The Washington Post reports that US Department of Agriculture researchers will no longer have to label their peer-reviewed articles as "preliminary."
Though the test is already commercially available, the firm met with the FDA last year to discuss plans for a randomized controlled trial to support regulatory approval.
MSK researchers showed that high TMB may be associated with improved survival across tumor types, but the cut-offs for high and low status will vary based on histology.
Data from the GUIDED study will be central to commercial payor discussions, a Medicare LCD reconsideration request, and eventually expansion into the primary care market.
The investment bank upgraded the company's stock to an Outperform rating from Market Perform but lowered its price target to $37 per share.

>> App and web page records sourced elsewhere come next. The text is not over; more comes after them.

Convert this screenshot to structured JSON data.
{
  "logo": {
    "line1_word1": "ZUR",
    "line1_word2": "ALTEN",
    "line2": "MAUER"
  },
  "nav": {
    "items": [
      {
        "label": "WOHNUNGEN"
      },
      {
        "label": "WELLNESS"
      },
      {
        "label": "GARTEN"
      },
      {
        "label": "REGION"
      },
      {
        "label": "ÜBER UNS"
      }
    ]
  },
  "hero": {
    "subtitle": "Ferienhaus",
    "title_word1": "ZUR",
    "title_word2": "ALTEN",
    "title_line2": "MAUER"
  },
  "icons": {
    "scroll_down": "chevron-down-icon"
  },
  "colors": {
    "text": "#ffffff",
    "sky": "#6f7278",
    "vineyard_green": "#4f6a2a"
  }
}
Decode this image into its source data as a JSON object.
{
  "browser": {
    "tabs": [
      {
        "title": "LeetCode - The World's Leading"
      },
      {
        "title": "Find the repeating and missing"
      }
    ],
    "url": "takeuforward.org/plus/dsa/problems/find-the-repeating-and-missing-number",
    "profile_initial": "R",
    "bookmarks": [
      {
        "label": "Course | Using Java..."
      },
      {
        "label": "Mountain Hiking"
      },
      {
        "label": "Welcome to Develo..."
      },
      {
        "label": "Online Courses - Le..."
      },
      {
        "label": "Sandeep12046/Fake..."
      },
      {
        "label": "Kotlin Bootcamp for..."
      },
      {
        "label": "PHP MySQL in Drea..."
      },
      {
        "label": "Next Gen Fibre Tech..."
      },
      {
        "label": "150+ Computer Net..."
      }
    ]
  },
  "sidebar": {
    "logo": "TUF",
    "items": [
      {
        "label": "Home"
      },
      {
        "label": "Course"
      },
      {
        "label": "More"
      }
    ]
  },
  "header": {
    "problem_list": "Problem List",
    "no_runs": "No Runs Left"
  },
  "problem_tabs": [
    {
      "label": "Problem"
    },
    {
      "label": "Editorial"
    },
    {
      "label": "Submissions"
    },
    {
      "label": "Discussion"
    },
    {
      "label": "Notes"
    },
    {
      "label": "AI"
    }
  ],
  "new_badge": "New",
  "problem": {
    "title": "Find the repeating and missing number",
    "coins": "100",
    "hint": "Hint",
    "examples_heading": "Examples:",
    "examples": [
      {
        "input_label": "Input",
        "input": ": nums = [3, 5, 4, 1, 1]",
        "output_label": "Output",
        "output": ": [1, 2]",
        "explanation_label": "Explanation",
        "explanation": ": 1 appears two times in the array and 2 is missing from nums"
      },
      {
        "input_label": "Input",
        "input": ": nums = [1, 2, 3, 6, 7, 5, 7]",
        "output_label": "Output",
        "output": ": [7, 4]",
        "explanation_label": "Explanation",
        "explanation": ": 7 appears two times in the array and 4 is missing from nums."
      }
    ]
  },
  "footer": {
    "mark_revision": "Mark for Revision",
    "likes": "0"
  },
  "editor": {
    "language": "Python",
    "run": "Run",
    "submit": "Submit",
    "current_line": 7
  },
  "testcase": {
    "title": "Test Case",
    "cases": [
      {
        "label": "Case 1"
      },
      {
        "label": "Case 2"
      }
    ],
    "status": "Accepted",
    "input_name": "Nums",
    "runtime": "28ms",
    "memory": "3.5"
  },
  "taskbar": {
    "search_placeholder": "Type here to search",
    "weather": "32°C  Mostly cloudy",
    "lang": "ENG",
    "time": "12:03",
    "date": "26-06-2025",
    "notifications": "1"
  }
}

Publication of He Jiankui's work on gene-edited infants would raise ethical concerns for journals, Wired and others report.
Following a pilot project, Genome Biology is to adopt a transparent peer review process at the beginning of 2019.
Indiana University School of Medicine's Aaron Carroll discusses the flaws and ways to improve peer review at the New York Times.
One of the largest repositories of molecular brain cancer data in the world, the enhanced REMBRANDT is more comprehensive than an earlier NCI-hosted version.
A pair of researchers has found that retracted papers are often still cited and call for them to be harder to access, Retraction Watch reports.
Mainichi reports that 43 percent of Japanese individuals said they did not want to eat agricultural products that had been modified using gene-editing tools.
Two US Department of Agriculture research departments are moving to the Kansas City area, according to the Washington Post.
Slate's Jane Hu compares some at-home genetic tests to astrology.
In PLOS this week: analysis of polygenic risk scores for skin cancer, chronic pain GWAS, and more.